- _Description of the task_
Lines containing the word "this" are to be copied from the data below.

---- Provided entries

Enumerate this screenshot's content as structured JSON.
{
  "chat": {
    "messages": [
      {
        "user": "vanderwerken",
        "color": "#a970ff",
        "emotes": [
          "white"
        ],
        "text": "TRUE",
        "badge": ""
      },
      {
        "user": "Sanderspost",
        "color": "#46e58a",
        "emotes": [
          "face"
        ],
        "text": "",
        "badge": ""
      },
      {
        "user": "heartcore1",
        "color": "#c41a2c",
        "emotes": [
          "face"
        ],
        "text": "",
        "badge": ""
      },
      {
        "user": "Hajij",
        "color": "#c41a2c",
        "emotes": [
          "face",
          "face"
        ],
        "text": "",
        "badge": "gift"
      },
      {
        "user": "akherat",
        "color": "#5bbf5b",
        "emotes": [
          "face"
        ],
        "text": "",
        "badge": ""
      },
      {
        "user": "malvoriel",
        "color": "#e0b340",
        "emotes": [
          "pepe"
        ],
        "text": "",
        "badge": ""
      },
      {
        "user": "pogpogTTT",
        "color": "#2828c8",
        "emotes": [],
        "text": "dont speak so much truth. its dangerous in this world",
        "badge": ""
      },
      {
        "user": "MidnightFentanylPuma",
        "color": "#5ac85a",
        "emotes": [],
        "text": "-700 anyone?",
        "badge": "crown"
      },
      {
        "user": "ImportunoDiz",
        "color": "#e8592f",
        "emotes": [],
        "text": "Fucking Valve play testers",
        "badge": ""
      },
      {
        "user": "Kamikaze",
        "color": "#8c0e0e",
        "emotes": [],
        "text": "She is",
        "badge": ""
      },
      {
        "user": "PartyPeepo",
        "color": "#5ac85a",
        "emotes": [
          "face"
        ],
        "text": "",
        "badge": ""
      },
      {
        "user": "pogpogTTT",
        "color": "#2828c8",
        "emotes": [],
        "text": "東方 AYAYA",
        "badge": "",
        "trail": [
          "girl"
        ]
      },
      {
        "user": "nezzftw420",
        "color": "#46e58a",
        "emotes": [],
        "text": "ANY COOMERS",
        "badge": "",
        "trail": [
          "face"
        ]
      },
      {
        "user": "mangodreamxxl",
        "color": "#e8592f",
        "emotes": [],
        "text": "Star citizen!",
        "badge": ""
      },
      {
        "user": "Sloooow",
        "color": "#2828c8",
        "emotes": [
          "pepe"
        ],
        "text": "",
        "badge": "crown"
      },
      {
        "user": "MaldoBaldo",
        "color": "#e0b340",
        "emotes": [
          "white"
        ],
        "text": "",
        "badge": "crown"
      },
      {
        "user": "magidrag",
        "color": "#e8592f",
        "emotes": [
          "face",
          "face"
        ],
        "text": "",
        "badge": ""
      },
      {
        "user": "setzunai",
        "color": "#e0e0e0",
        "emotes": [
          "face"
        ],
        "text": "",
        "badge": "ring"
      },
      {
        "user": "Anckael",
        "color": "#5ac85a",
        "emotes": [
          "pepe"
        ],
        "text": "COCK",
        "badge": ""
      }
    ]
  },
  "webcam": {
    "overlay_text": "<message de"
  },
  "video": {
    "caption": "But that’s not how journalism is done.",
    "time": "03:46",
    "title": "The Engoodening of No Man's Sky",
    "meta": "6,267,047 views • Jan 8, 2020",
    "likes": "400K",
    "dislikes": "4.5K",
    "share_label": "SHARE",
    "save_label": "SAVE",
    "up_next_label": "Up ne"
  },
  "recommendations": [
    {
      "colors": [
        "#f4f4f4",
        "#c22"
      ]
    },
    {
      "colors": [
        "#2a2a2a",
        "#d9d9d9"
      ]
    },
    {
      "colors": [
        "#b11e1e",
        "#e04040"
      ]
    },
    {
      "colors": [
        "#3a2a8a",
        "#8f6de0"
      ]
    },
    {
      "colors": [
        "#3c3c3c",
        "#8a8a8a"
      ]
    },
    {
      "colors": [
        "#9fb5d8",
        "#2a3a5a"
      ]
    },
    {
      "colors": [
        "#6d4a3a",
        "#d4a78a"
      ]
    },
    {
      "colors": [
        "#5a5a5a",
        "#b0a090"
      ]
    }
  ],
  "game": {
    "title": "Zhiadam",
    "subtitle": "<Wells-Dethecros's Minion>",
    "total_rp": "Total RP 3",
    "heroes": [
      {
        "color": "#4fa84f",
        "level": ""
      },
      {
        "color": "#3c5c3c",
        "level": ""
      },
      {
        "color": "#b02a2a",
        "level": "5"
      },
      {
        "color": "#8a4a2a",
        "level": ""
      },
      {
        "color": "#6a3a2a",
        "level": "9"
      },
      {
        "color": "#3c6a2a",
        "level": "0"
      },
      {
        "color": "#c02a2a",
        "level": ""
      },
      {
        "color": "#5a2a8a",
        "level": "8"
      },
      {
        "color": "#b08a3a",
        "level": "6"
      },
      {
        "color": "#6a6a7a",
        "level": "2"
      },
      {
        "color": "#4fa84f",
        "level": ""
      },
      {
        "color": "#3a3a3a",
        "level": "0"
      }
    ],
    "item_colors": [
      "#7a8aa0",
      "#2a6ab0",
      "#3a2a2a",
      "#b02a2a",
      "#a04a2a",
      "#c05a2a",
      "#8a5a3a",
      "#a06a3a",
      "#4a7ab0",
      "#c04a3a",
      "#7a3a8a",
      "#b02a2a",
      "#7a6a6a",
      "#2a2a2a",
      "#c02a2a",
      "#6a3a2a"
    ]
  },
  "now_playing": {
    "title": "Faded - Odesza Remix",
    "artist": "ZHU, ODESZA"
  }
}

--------

- _Task solution_
Enumerate this screenshot's content as structured JSON.
        "text": "dont speak so much truth. its dangerous in this world",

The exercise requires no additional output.